ATF ally The Main Street Alliance placed the following op-ed in The Chicago Tribune. David Borris wrote: “Tax Day is the perfect time to highlight the different sets of rules that apply to small business and big business in our country. While most small business owners (and most citizens) have to file and pay their taxes every April 15, our tax system has been rigged so American multinational corporations don’t.”
Tax Day is the perfect time to highlight the different sets of rules that apply to small business and big business in our country. While most small business owners (and most citizens) have to file and pay their taxes every April 15, our tax system has been rigged so American multinational corporations don’t.
In fact, American corporations are holding $2.4 trillion in profits offshore. For these large corporations, April 15 is just another day because they can defer paying U.S. taxes on these offshore profits as long as they wish. It’s a tax loophole that small businesses can’t – and wouldn’t – exploit.
Across the nation, millions of small business owners get up every morning to open their retail storefronts, their offices, their factories or their distribution centers, and commit to a full day’s work providing the goods and services that make this economy move on a daily basis.
At the end of each week, each month and each quarter, we add it all up, run through the numbers and hope to make a fair profit so we can continue doing what our local communities count on us to do. And then we take a portion of those profits and pay our fair share of municipal, state and federal taxes. Taxes that help pay the way for the critical infrastructure, security and educational systems that allowed us to get our business ideas started and continue to provide critical support to such ongoing operations.
But there the similarities end. Because while millions of small business owners pay their fair share of taxes owed, a host of multinational corporations shirk that responsibility by parking their profits with subsidiaries in overseas tax havens, paying NOTHING in taxes to the country that made them fabulously wealthy.
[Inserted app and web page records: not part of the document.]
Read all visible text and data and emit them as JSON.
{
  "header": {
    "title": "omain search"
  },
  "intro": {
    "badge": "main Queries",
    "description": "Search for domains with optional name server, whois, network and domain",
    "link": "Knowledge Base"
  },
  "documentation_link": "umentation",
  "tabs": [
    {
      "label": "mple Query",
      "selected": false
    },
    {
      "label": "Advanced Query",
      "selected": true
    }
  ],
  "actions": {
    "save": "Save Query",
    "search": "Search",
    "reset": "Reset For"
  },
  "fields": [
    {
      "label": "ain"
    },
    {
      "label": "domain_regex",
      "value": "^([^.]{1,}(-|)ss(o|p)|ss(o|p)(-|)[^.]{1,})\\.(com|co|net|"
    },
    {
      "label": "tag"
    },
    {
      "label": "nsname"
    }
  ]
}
The current tax bill on the $2.4 trillion they are holding offshore? $700 billion dollars!
Worse, these corporations demand that they’ll never bring that money back to the United States, where it can circulate through a still stuttering economy, unless the government cuts them a special deal to pay an extremely reduced tax rate. Instead of paying what they owe, they want a “tax holiday” – a special tax break – to bring home their offshore profits. All the while, they are paying armies of tax lawyers and lobbyists to make certain the laws that make this possible remain unfairly tilted in their favor.
To add insult to injury, they advance a narrative, championed by folks like Donald Trump, that paints the problem as one of a recalcitrant Congress who won’t lower repatriation tax rates far enough for them to bring these critically needed dollars back home.
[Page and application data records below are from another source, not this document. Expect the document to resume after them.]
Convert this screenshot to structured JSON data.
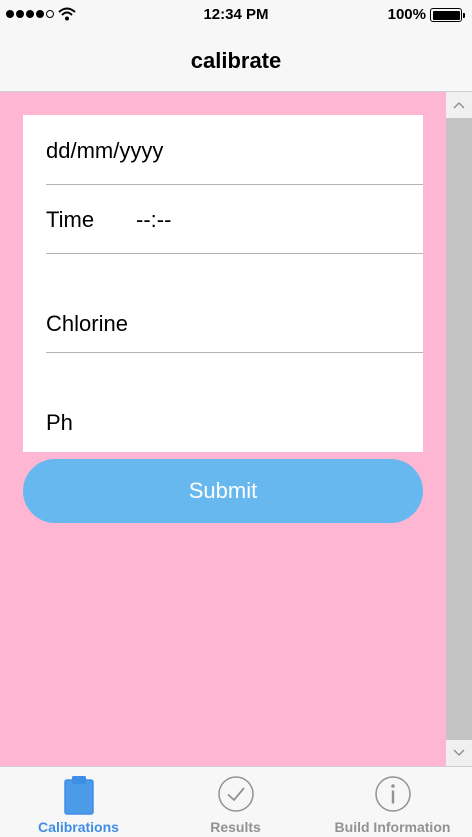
{
  "status_bar": {
    "time": "12:34 PM",
    "battery": "100%"
  },
  "nav": {
    "title": "calibrate"
  },
  "form": {
    "date_placeholder": "dd/mm/yyyy",
    "time_label": "Time",
    "time_value": "--:--",
    "chlorine_label": "Chlorine",
    "ph_label": "Ph",
    "submit_label": "Submit"
  },
  "tabs": [
    {
      "label": "Calibrations",
      "icon": "clipboard-icon",
      "active": true
    },
    {
      "label": "Results",
      "icon": "checkmark-circle-icon",
      "active": false
    },
    {
      "label": "Build Information",
      "icon": "info-icon",
      "active": false
    }
  ],
  "colors": {
    "content_background": "#ffb6d3",
    "submit_button": "#67b8ee",
    "active_tab": "#3f8ee6",
    "inactive_tab": "#929292"
  }
}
This is, quite simply, an Orwellian perspective. The reality is these companies seek to shirk their moral responsibility leaving small business owners and working men and women across the country to pick up their tab.
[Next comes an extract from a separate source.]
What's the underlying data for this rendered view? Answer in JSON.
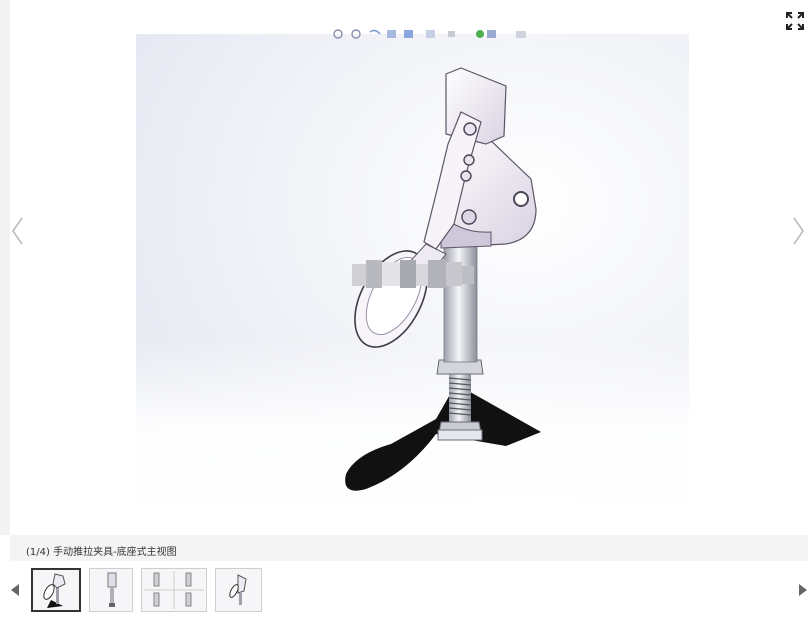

Large Multinational corporations built and continue to run their operations using U.S. railway, airway and roadway infrastructures built with taxpayer dollars. They benefit from hiring workers at all levels who are educated at institutions run in whole or in part with U.S. taxpayer funds, and they are protected from physical as well as intellectual theft by a taxpayer funded security and legal system and taxpayer funded courts.
The responsibility to pay for all of these benefits should be shared in equal proportion by those who collect their benefits. Nothing could be fairer in a real free market. Internalize your profits. Internalize your costs.
In short, tax holidays do not create jobs. They do not incentivize multinational corporations to behave responsibility. They simply reward deadbeat companies for immoral behavior and remind them that as long as the laws do not change, there will always be another tax holiday around the corner.
That is fundamentally unfair to the millions of small business owners who faithfully serve their local communities on a daily basis.
It is time to pay close attention to the smoke and mirror chicanery that masquerades as virtuous tax policy, and use that spotlight to fix a system that unfairly burdens small businesses across the country. Tax Day should mean something to big corporations, too.
David Borris owns Hel’s Kitchen Catering in Northbrook, Il. and is an Executive Committee Member of the Main Street Alliance.